- That’s the content of EU law that we will be looking at But is the EU a legal order? Treaties are silent on this question The Court of Justice has always taken the view that EEC/EC/EU law is distinctive Neither international law nor national law But a ‘sui generis’ legal order Legal theorists may differ: how many legal systems are there in the EU? Eg 28, 28+1, 1, some other number? EEC troubled by the EU. Whether the EU is distinctive legal order in any sense? Or is it just public international law in a different formation? is it like any other international treaty, foundation? As things have unfolded, the court of justice filling in the gaps to the point that the court has developed EU law as a distinctive kind of law. “YES EU LAW is different” it’s not like any other generic international law. The court likes to refer to the EU law as “sui generis” it’s different, autonomous, it has it’s own nature. How many legal orders? 28 legal systems. One distinctive EU system. The relationships there between that one distinctive EU system and 28 MS system. Depends of constitutional arrangement in each member state. The European Court’s Perspective Judicial activism and judicial politics - This will be a continuing theme this term. - Think about why the Court decides cases in the way that it does. Who benefits? Who is the Court and what is its role? How does the Court fit alongside other institutions and actors? How are hard cases to be decided?

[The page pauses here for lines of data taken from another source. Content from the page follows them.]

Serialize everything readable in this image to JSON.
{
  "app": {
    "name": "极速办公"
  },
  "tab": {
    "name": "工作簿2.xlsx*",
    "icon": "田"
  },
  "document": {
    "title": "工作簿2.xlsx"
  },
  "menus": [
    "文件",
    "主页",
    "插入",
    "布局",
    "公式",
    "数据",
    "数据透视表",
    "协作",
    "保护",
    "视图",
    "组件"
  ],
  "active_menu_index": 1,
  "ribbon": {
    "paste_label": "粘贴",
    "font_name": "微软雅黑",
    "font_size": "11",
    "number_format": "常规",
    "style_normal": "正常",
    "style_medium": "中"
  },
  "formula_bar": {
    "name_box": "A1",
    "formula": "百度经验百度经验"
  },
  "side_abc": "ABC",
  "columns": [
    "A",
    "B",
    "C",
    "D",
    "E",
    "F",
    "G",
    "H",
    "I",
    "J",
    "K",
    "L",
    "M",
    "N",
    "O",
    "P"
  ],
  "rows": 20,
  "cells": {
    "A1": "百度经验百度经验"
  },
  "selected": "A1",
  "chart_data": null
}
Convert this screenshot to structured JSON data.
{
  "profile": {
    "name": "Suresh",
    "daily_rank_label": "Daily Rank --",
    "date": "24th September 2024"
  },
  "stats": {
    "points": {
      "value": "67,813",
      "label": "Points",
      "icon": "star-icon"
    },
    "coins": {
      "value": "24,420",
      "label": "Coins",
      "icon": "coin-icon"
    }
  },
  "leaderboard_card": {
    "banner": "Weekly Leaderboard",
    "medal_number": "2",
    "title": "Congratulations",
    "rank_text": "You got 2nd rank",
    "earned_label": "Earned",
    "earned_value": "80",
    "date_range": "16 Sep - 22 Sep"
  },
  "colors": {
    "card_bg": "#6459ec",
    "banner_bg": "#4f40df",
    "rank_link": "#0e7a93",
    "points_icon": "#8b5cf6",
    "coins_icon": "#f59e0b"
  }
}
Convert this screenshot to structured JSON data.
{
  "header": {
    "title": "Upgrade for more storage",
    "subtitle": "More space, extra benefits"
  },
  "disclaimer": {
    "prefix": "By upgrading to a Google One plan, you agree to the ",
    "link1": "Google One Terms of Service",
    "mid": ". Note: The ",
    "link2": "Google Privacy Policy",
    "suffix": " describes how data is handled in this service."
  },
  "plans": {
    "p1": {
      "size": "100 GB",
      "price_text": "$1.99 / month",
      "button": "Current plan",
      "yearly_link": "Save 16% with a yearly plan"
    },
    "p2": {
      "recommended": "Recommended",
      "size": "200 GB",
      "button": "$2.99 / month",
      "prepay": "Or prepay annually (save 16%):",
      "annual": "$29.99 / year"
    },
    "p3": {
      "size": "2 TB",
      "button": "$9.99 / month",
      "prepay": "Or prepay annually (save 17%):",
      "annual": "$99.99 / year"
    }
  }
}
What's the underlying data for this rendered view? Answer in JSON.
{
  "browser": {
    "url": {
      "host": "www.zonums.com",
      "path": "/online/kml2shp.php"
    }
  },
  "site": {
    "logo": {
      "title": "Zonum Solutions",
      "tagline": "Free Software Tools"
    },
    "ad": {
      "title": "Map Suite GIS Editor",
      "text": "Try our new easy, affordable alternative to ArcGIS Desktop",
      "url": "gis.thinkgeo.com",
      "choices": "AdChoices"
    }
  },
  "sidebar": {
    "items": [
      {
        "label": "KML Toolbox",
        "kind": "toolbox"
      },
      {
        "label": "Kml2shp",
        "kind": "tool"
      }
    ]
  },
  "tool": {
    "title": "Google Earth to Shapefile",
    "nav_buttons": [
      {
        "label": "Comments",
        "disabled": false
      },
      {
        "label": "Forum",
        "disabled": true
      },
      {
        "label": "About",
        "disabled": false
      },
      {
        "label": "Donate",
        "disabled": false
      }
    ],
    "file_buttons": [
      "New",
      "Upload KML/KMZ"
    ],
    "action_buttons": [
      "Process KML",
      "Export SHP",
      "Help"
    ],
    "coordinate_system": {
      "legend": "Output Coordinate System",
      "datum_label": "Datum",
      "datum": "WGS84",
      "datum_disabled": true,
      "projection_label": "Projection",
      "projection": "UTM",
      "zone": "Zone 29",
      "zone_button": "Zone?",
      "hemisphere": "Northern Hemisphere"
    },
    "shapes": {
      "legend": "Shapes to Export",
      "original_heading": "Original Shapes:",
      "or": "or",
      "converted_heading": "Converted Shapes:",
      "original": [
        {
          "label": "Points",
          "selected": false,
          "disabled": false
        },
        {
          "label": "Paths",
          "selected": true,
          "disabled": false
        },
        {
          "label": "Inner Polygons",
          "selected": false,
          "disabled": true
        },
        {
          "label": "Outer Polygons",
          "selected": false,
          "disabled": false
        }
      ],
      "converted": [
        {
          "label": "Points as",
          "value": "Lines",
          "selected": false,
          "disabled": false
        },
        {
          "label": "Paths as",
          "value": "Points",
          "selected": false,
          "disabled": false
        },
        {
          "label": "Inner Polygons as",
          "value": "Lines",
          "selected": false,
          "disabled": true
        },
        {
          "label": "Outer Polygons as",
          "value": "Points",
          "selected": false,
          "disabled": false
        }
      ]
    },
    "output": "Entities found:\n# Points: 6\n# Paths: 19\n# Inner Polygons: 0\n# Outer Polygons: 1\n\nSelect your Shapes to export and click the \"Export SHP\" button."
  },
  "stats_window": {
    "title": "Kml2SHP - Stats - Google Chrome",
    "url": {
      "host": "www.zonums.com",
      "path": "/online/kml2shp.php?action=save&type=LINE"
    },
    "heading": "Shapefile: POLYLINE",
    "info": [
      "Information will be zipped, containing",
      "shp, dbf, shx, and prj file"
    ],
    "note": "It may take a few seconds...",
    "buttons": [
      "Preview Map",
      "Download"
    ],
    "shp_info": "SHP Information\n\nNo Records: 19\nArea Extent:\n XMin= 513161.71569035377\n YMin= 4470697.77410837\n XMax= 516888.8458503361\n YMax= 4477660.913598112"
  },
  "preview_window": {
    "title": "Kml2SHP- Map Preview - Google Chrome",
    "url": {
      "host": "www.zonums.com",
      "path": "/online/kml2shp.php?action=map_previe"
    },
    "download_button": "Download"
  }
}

You've reached the end of your free preview.
Want to read all 9 pages?